What needs to be done:
Look through the records below, and whenever a line contains "icon", copy it.

Records for this exercise:
= Beginning of Section =

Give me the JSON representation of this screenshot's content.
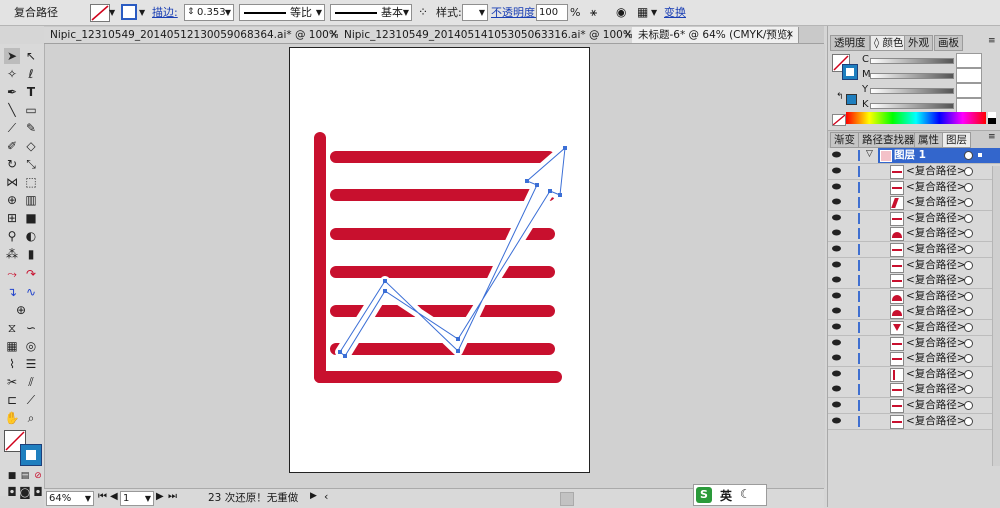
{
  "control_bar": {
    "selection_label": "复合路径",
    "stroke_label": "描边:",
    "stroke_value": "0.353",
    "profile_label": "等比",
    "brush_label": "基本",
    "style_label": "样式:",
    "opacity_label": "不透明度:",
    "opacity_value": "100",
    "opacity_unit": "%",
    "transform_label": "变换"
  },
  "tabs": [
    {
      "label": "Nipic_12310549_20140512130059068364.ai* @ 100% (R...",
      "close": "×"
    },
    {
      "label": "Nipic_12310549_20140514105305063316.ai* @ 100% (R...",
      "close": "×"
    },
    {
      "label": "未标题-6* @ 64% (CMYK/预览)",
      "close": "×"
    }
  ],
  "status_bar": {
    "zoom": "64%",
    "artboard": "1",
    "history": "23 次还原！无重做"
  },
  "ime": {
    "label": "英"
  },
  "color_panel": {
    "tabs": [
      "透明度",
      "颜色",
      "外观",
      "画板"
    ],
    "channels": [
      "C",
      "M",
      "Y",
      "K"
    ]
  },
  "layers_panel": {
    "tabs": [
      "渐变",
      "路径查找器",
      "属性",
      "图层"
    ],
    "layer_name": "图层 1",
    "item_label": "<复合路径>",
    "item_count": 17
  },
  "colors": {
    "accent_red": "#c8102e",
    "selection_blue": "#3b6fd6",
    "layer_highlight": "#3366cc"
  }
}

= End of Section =
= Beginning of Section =

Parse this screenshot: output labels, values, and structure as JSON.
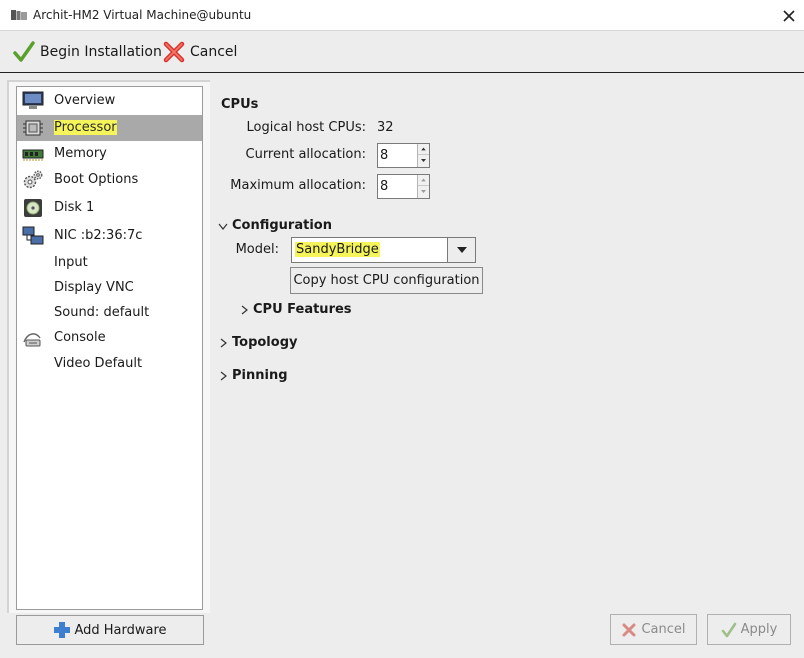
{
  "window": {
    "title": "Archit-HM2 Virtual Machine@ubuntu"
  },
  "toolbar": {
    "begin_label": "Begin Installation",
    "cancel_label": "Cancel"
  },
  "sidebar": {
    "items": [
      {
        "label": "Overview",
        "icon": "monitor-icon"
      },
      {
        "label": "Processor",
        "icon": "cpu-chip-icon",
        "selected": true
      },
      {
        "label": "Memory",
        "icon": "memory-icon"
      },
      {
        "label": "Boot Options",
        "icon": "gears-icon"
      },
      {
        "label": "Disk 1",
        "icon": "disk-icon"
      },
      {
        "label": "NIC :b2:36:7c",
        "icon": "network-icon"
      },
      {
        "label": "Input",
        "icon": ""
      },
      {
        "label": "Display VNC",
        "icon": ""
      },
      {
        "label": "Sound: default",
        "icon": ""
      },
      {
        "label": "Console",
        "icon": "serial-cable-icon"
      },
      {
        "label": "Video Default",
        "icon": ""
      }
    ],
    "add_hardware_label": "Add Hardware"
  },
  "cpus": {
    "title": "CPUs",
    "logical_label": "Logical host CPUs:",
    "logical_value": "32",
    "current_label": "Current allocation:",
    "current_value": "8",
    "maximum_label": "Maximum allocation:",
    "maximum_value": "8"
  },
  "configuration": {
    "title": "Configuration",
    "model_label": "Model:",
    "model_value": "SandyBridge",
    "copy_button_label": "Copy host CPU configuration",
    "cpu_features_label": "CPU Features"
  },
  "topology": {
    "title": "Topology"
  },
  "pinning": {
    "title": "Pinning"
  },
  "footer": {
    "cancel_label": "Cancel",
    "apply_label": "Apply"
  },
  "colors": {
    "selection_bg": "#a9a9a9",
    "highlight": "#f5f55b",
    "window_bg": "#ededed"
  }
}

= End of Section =

Response to the exercise:
        "icon": "monitor-icon"
        "icon": "cpu-chip-icon",
        "icon": "memory-icon"
        "icon": "gears-icon"
        "icon": "disk-icon"
        "icon": "network-icon"
        "icon": ""
        "icon": ""
        "icon": ""
        "icon": "serial-cable-icon"
        "icon": ""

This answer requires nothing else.